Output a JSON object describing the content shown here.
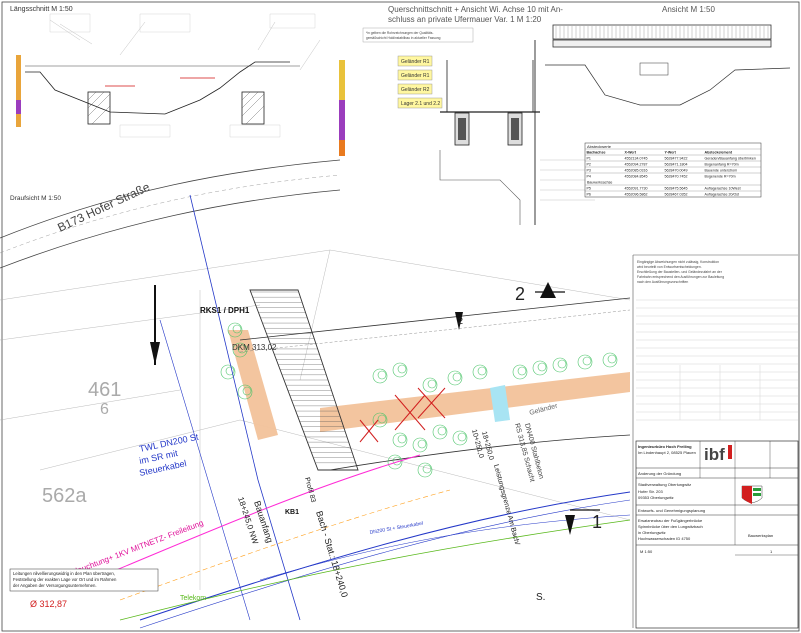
{
  "titles": {
    "laengsschnitt": "Längsschnitt  M 1:50",
    "querschnitt_1": "Querschnittschnitt + Ansicht Wi. Achse 10 mit An-",
    "querschnitt_2": "schluss an private Ufermauer Var. 1    M 1:20",
    "ansicht": "Ansicht  M 1:50",
    "draufsicht": "Draufsicht  M 1:50"
  },
  "labels": {
    "b173": "B173 Hofer Straße",
    "rks": "RKS1 / DPH1",
    "dkm": "DKM 313,02",
    "parcel_461": "461",
    "parcel_6": "6",
    "parcel_562a": "562a",
    "twl_1": "TWL DN200 St",
    "twl_2": "im SR mit",
    "twl_3": "Steuerkabel",
    "beleuchtung": "Beleuchtung+ 1KV MITNETZ- Freileitung",
    "dn200_kabel": "DN200 St + Steuerkabel",
    "telekom": "Telekom",
    "kb1": "KB1",
    "bach": "Bach - Stat.: 18+240,0",
    "bauanfang_1": "Bauanfang",
    "bauanfang_2": "18+245,0 NW",
    "profil": "Profil 83",
    "dn400_1": "DN400 Stahlbeton",
    "dn400_2": "RS 313,85 Schacht",
    "grenze": "Leistungsgrenze Am Bach/",
    "stat_18": "18+250,0",
    "stat_10": "10+251,0",
    "gelaender": "Geländer",
    "s_label": "S.",
    "elevation": "Ø 312,87",
    "section_2": "2",
    "section_1": "1",
    "section_marker_2": "2"
  },
  "notes": {
    "top_center_1": "*in gelben die Rohrzeichnungen der Qualitäts-",
    "top_center_2": "gemäßschicht Holdinstabilbau in aktueller Fassung",
    "bottom_left_1": "Leitungen nilvellierungswidrig in den Plan übertragen,",
    "bottom_left_2": "Feststellung der exakten Lage vor Ort und im Rahmen",
    "bottom_left_3": "der Angaben der Versorgungsunternehmen."
  },
  "rail_labels": {
    "g1": "Geländer R1",
    "g2": "Geländer R1",
    "g3": "Geländer R2",
    "g4": "Lager 2.1 und 2.2"
  },
  "coord_table": {
    "title": "Absteckwerte",
    "headers": [
      "Bachachse",
      "X-Wert",
      "Y-Wert",
      "Absteckelement"
    ],
    "rows": [
      [
        "P1",
        "4552134.0745",
        "5628477.9422",
        "Geraden/Bauanfang übertrinken"
      ],
      [
        "P2",
        "4552094.2787",
        "5628471.1804",
        "Bogenanfang R=70m"
      ],
      [
        "P3",
        "4552085.0316",
        "5628470.0049",
        "Bauende unterstrom"
      ],
      [
        "P4",
        "4552084.8545",
        "5628470.7452",
        "Bogenende R=70m"
      ]
    ],
    "section2": "Bauwerksachse",
    "rows2": [
      [
        "P5",
        "4552091.7730",
        "5628475.5645",
        "Auflagerachse 10West"
      ],
      [
        "P6",
        "4552096.5862",
        "5628467.0352",
        "Auflagerachse 20/Ost"
      ]
    ]
  },
  "titleblock": {
    "company": "Ingenieurbüro Hoch Freiling",
    "company_addr": "Im Lindenhaupt 2, 08525 Plauen",
    "logo_text": "ibf",
    "row_header": "Änderung der Gründung",
    "client_1": "Stadtverwaltung Oberlungwitz",
    "client_2": "Hofer Str. 203",
    "client_3": "09353 Oberlungwitz",
    "phase": "Entwurfs- und Genehmigungsplanung",
    "project_1": "Ersatzneubau der Fußgängerbrücke",
    "project_2": "Spinnbrücke über den Lungwitzbach",
    "project_3": "in Oberlungwitz",
    "project_4": "Hochwasserschaden ID 4750",
    "plan_type": "Bauwerksplan",
    "scale": "M 1:50",
    "sheet": "1"
  },
  "legend_notes": [
    "Eingängige Abweichungen nicht zulässig, Konstruktion",
    "wird beurteilt von Entwurfsentscheidungen.",
    "Erschließung der Baustellen- und Geländezufahrt an der",
    "Fahrbahn entsprechend den Ausführungen zur Bauleitung",
    "nach den Ausführungsvorschriften"
  ],
  "chart_colors": {
    "orange": "#f2c29a",
    "green": "#7fd08a",
    "red": "#d21f1f",
    "blue": "#2438c8",
    "magenta": "#ff2bd6",
    "telekom": "#58b81a",
    "cyan": "#a8e4f3"
  }
}
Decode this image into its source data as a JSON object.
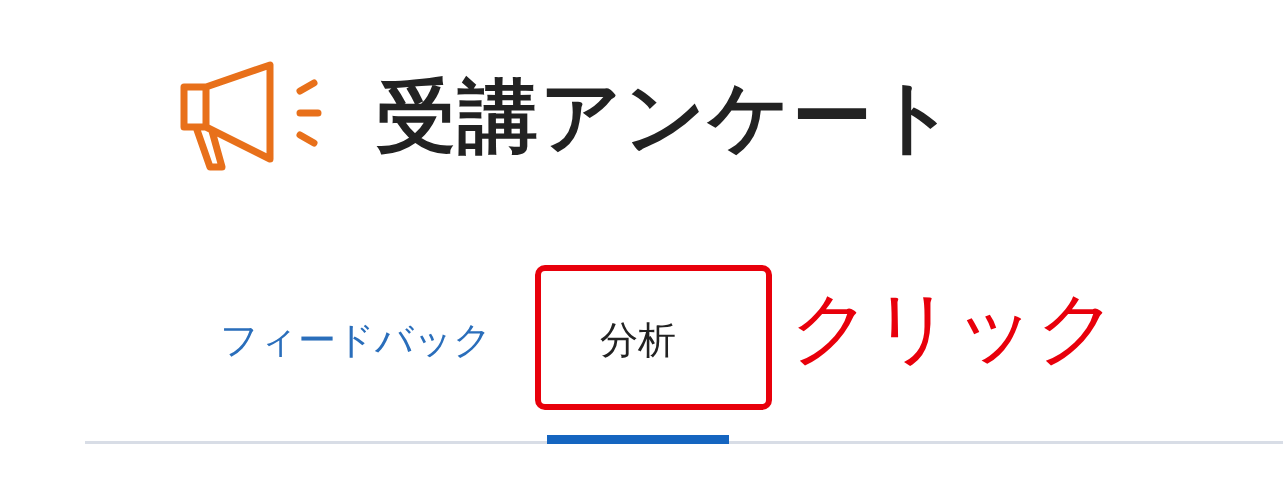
{
  "title": "受講アンケート",
  "tabs": [
    {
      "label": "フィードバック",
      "selected": false
    },
    {
      "label": "分析",
      "selected": true
    }
  ],
  "annotation": {
    "label": "クリック"
  }
}
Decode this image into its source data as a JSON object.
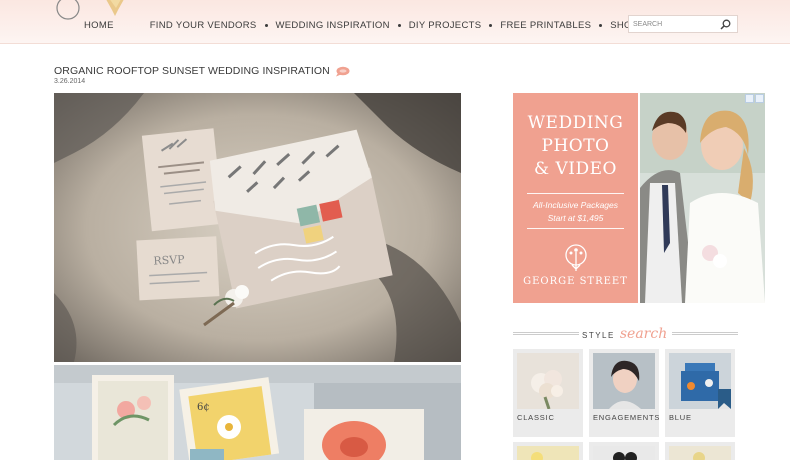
{
  "nav": {
    "home": "HOME",
    "items": [
      "FIND YOUR VENDORS",
      "WEDDING INSPIRATION",
      "DIY PROJECTS",
      "FREE PRINTABLES",
      "SHOP"
    ]
  },
  "search": {
    "placeholder": "SEARCH"
  },
  "post": {
    "title": "ORGANIC ROOFTOP SUNSET WEDDING INSPIRATION",
    "date": "3.26.2014"
  },
  "ad": {
    "line1": "WEDDING",
    "line2": "PHOTO",
    "line3": "& VIDEO",
    "sub1": "All-Inclusive Packages",
    "sub2": "Start at $1,495",
    "brand": "GEORGE STREET"
  },
  "style_search": {
    "label": "STYLE",
    "script": "search",
    "tiles": [
      {
        "label": "CLASSIC"
      },
      {
        "label": "ENGAGEMENTS"
      },
      {
        "label": "BLUE"
      }
    ]
  },
  "colors": {
    "accent": "#f0a190",
    "header_bg": "#fbe7e1",
    "tile_bg": "#ebebeb"
  },
  "icons": {
    "search": "magnifier-icon",
    "comment": "speech-bubble-icon"
  }
}
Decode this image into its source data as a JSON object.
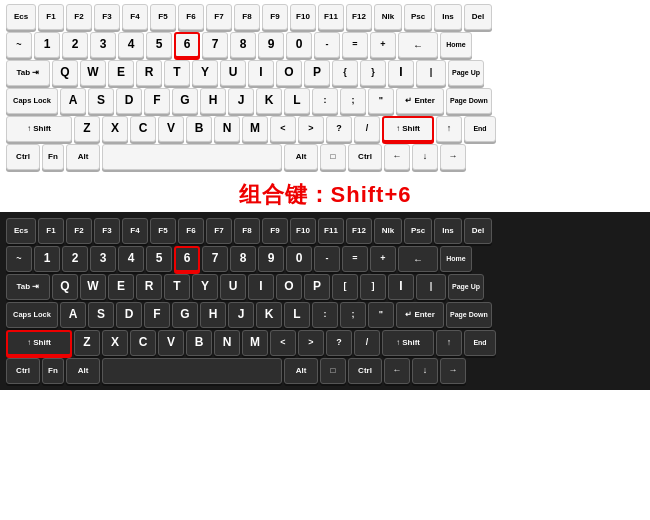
{
  "combo_label": "组合键：Shift+6",
  "keyboards": [
    {
      "type": "light",
      "rows": [
        [
          "Ecs",
          "F1",
          "F2",
          "F3",
          "F4",
          "F5",
          "F6",
          "F7",
          "F8",
          "F9",
          "F10",
          "F11",
          "F12",
          "Nlk",
          "Psc",
          "Ins",
          "Del"
        ],
        [
          "~",
          "1",
          "2",
          "3",
          "4",
          "5",
          "6",
          "7",
          "8",
          "9",
          "0",
          "-",
          "=",
          "+",
          "←",
          "Home"
        ],
        [
          "Tab",
          "Q",
          "W",
          "E",
          "R",
          "T",
          "Y",
          "U",
          "I",
          "O",
          "P",
          "{",
          "}",
          "I",
          "|",
          "Page Up"
        ],
        [
          "Caps Lock",
          "A",
          "S",
          "D",
          "F",
          "G",
          "H",
          "J",
          "K",
          "L",
          ":",
          ";",
          "\"",
          "↵ Enter",
          "Page Down"
        ],
        [
          "↑ Shift",
          "Z",
          "X",
          "C",
          "V",
          "B",
          "N",
          "M",
          "<",
          ">",
          "?",
          "/",
          "↑ Shift",
          "↑",
          "End"
        ],
        [
          "Ctrl",
          "Fn",
          "Alt",
          "",
          "Alt",
          "□",
          "Ctrl",
          "←",
          "↓",
          "→"
        ]
      ]
    },
    {
      "type": "dark",
      "rows": [
        [
          "Ecs",
          "F1",
          "F2",
          "F3",
          "F4",
          "F5",
          "F6",
          "F7",
          "F8",
          "F9",
          "F10",
          "F11",
          "F12",
          "Nlk",
          "Psc",
          "Ins",
          "Del"
        ],
        [
          "~",
          "1",
          "2",
          "3",
          "4",
          "5",
          "6",
          "7",
          "8",
          "9",
          "0",
          "-",
          "=",
          "+",
          "←",
          "Home"
        ],
        [
          "Tab",
          "Q",
          "W",
          "E",
          "R",
          "T",
          "Y",
          "U",
          "I",
          "O",
          "P",
          "[",
          "]",
          "I",
          "|",
          "Page Up"
        ],
        [
          "Caps Lock",
          "A",
          "S",
          "D",
          "F",
          "G",
          "H",
          "J",
          "K",
          "L",
          ":",
          ";",
          "\"",
          "↵ Enter",
          "Page Down"
        ],
        [
          "↑ Shift",
          "Z",
          "X",
          "C",
          "V",
          "B",
          "N",
          "M",
          "<",
          ">",
          "?",
          "/",
          "↑ Shift",
          "↑",
          "End"
        ],
        [
          "Ctrl",
          "Fn",
          "Alt",
          "",
          "Alt",
          "□",
          "Ctrl",
          "←",
          "↓",
          "→"
        ]
      ]
    }
  ]
}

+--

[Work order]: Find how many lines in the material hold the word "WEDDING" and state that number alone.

[Reply]: 3